In this paper, we critically examine the methods used to build decision trees using a quantile sketch algorithm to approximate the data. We proved that just having data faithful methods that approximate the data distribution without linking it with the objective function does not help in providing any improvement over a random selection of candidate split points. Using this strong result, we argue and empirically prove that using a random selection of candidate split points provides the same level of accuracy as a sophisticated algorithm for finding split points. A random selection of points would be more time-efficient compared to other methods providing gains in running boosting algorithms. In terms of the complexity of the software, implementing a distributed decision tree based on a random selection is much simpler than sophisticated quantile building algorithms.

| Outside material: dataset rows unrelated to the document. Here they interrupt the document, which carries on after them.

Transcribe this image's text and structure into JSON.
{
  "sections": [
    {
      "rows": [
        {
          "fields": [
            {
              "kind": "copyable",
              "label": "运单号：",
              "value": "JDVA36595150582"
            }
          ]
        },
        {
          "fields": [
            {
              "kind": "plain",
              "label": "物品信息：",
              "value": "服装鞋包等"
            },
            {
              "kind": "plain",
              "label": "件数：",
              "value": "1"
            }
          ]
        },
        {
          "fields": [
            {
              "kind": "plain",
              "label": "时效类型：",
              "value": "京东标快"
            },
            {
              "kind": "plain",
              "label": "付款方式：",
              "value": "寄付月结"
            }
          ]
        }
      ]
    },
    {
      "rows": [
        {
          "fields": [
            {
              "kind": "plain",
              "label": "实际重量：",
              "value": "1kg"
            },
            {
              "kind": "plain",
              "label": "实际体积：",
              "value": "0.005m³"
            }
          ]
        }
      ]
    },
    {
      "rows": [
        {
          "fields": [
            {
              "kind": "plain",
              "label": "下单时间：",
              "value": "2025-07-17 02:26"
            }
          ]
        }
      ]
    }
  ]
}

In future, we would like to develop objective faithful algorithms that are also as computationally efficient as the data faithful algorithms. We would also like to modify other GBDT methods like CATBoost and LightGBM to use random sampling.

References

6. Appendix

6.1. Incorporating Random Sampling in XGBoost

This section will describe how we replaced the quantile algorithm with the random sampling algorithm in XGBoost. During the first step of data reading, each node in a distributed setting randomly samples from the local data it reads. If bins are given as input for each feature, the sample size read per feature by each node will be . After reading the data, the boosting starts. We need to propose candidate split points for each iteration from which the best split point will be found. This proposal can be done by weighted quantile sketch or using random sampling. Now it is required that all nodes have the same set of candidate split points. So, after each node proposes its local candidate split points (in case of random sampling local proposal done during data reading), an AllReduce(Chen2015RABITA) operation is called (AllReduce is reducing and then broadcasting). In case of random sampling, all reduce will combine the samples and then sample from the set again to ensure that the sample size for a feature is at most . After broadcasting the samples, the further steps are shared with what is done in XGBoost. The pseudo code of the distributed XGBoost algorithm is given in Algorithm 1.

   Local data loaded and local sampling done by each node in distributed mode
  // Done by each node
  for  do
      Init tree for boosting round
      quantiles /random sampling
     for  do
         gradient statistics computation
         find split for this depth
     end for
  end for
Algorithm 1 XGBoost distributed algorithm

6.2. Proof for theorem 1

We start with Eq.(5),

(7)

where . Now, for

So, for

(8)
(9)
(10)

There are two parts of this equation which will be simplified separately. The first part is:

(11)

For simplifying the first part, we would be using the following identity repeatedly:

(12)

We expand Eq.(11),

(13)
(14)

where we have used the fact that . Applying Eq.(12) to the first two terms of Eq.(14) we get,

(15)

Repeating the process over the terms we get,

(16)

We can now simplify the second part of the equation,

(17)

For this too, we will start by expanding it into a series:

(18)

Let , and using the property

(19)

which can be regrouped as,

(20)

Now,

(21)

Simplifying using Eq.(12) recursively,

(22)

Simplifying Eq.(20) in terms of Z, we get,

Simplifying using Eq.(12) recursively,

(23)
(24)

Using Eq.(12) to simplify,

(25)
(26)

Replace and Z from Eq.(22),

(27)
(28)

Now simplifying Eq.(10) using Eq.(16) and Eq.(28),

(29)
(30)
(31)